Her two daughters and another women had also been accused of sorcery and faced the same fate, but police failed to properly intervene. They sent just one officer to the area to attempt to negotiate their release.

However, after thousands of Pocket Protestors took action all three women were released and are now safe and revieving medical care. What’s more, the President of Papua New Guinea has announced his intention to repeal the notorious Sorcery Act, which would help prevent such brutality taking place in the future.

What happened?

At the start of April after three days of torture, women’s rights advocate and teacher Helen Rumbali was beheaded in front of the local community for sorcery. Attacks like this are not uncommon in Papua New Guinea.

Under the controversial Sorcery Act, any allegations of sorcery can be used to justify or excuse horrific attacks. That is why we have called for the act to be scrapped.


How you helped
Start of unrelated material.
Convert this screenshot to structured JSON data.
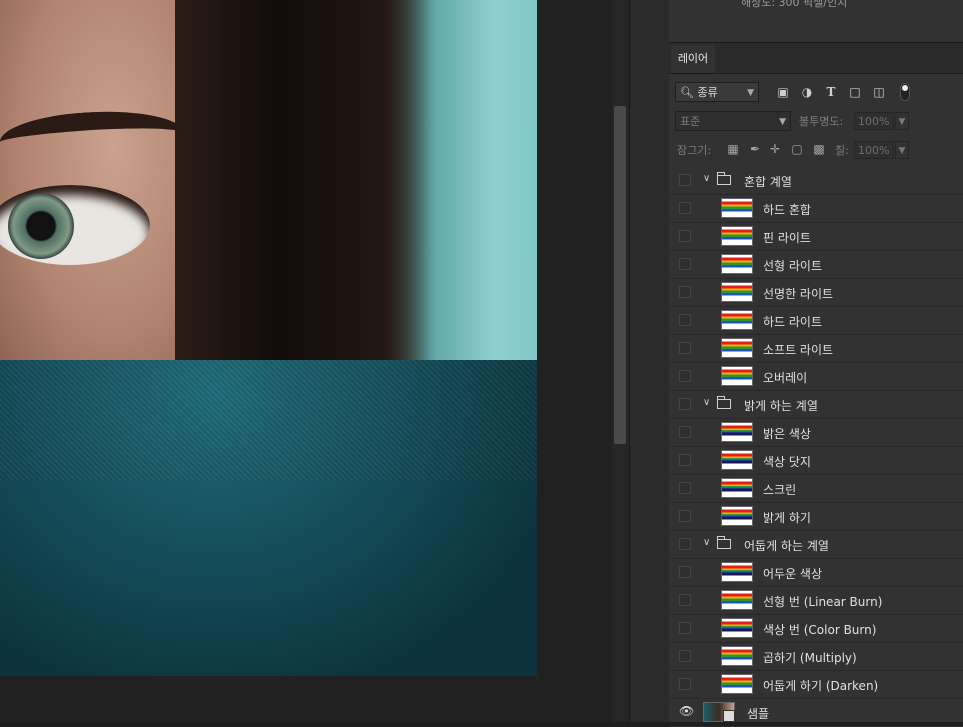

Thousands of you called on the police to do all they could to save the lives of Helen's two daughters and another women who had also been accused of sourcery.
Yesterday we heard that all three of them are now free, safe and receiving the medical care. The local Bouganville police heeded our calls and did all they could to resolve the standoff, with senior officers involved in the negotiations to release the women.
Just as importantly, the Prime Minster of Papua New Guinea has announced he intends to repeal the Sorcery Act – a massive victory for those in Papua New Guinea who been campaigning for change for a long time.